On the ground floor, a swimming pool is encircled by roses, perennials, small growing shrubs, and old viburnums. We added verbena bonariensis, sonata white and Rosalita cleome, lime nicotiana, heliotrope, and surfinia sky blue petunias. They are steadfast in delivering color all summer long, while the perennials come and go. Will I come back later in the summer to take pictures?

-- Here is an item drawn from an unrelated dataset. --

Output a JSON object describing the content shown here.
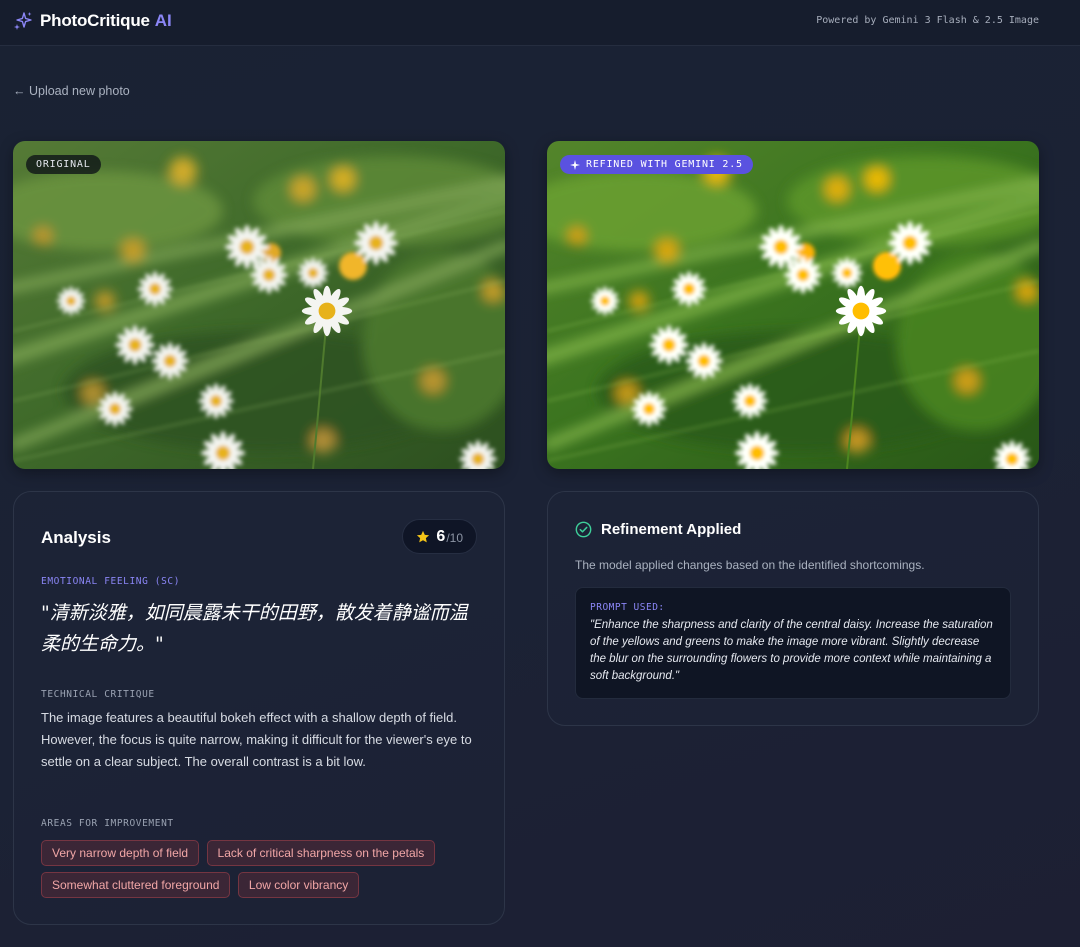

Of course.

A Particular Planting

A friend much more tuned into the 21st century than I let me know that this container planting of mine from 2005 was getting considerable interest via Pinterest.  Pinterest?  I was curious.  Based on my recent research, Pinterest is an on line venue by which anyone, any invited anyone, can post images they fancy, in personal albums organized by subject matter of their own choosing.  As for who posted this collection of photographs from my blog that had been pinned by lots of different people, I have no idea-it was not me.   This picture of a container planting I did in 2005 has gotten a lot of interest.  Though the Wedding White zinnias from Burpee, the petunias and the lime licorice are easy to identify, I am embarassed to say I have no idea what the center plant is.  I am almost certain it came from Landcraft Nursery.  For several years we bought unusual and exotic tropical plants from them.  A quick scan of their plant list did not ring a bell.  If you can identify this plant, will you please write me?    

I am very pleased to see an annual container planting generate some interest.  Gardeners are happy to share-I am no different.  This was a new house, with a landscape design and installation imagined by my clients and I from start to finish.  Once I was close to that finish, there was the matter of selecting and planting containers.  The pool terrace was an obvious choice for containers.  My clients planned to spend a lot of time there.  The pool deck of concrete aggregate with bluestone detail was part of the original landscape plan.  My client chose the furniture all on her own-and did a great job of it.  The French flavor of the landscape asked for simple and spare choices in plant material, lots of pleasingly simple geometry, and a largely green palette for the plants in the pots.   

This pair of tall Belgian zinc planters in contrasting heights are kept company by one low simple English lead square.  The star of the show in the tallest pot-datura metel “Belle Blanche”.  In the shorter, melianthus.  The low lead box features a fistful of white geraniums.  I like green plants.  Datura, melianthus and geranium are eminently attractive in leaf.  The flowers are welcome, when they come.  

In keeping with what I would call a landscape with a French flavor, the plant choices are simple, and edited.  Lavender, white and shades of green.  Simple, elegant, spare. 

Dahlias do not come into their own much until September and October.  But during the summer, the dahlia plant has significant stature, great texture, and presence.  A little in the way of Verbena bonariensis and scaevola, and tufts of a grass whose name I cannot remember makes for a container planting that is much about form and mass-stature-, and not so much about flowers. 

Simple and serene, this.  The containers stand proud, but not too proud.   

My favorite part?  A border of Panicum Virgatum, faced down with a tall salvia and verbena bonariensis.  A rhythmic and subtle planting that spills over the edge of the pool terrace. 

A good landscape does a lot of things.  Trees get planted, where there were none.  Spaces get created that are friendly to people.  Plants of visual interest to people and of vital interest to butterflies and birds get added.  Everywhere you look, there is green.   

 In April I will have been been posting essays about gardens, landscape, and the design thereof for three years.  As a matter of course, I post lots of my own pictures in support of what I write.  Generating those images takes every bit as much time as the writing.  An image can no doubt be very powerful, and compelling.   This is what is interesting me so much about Pinterest.  What we see matters much.  An image speaks in a way all its own.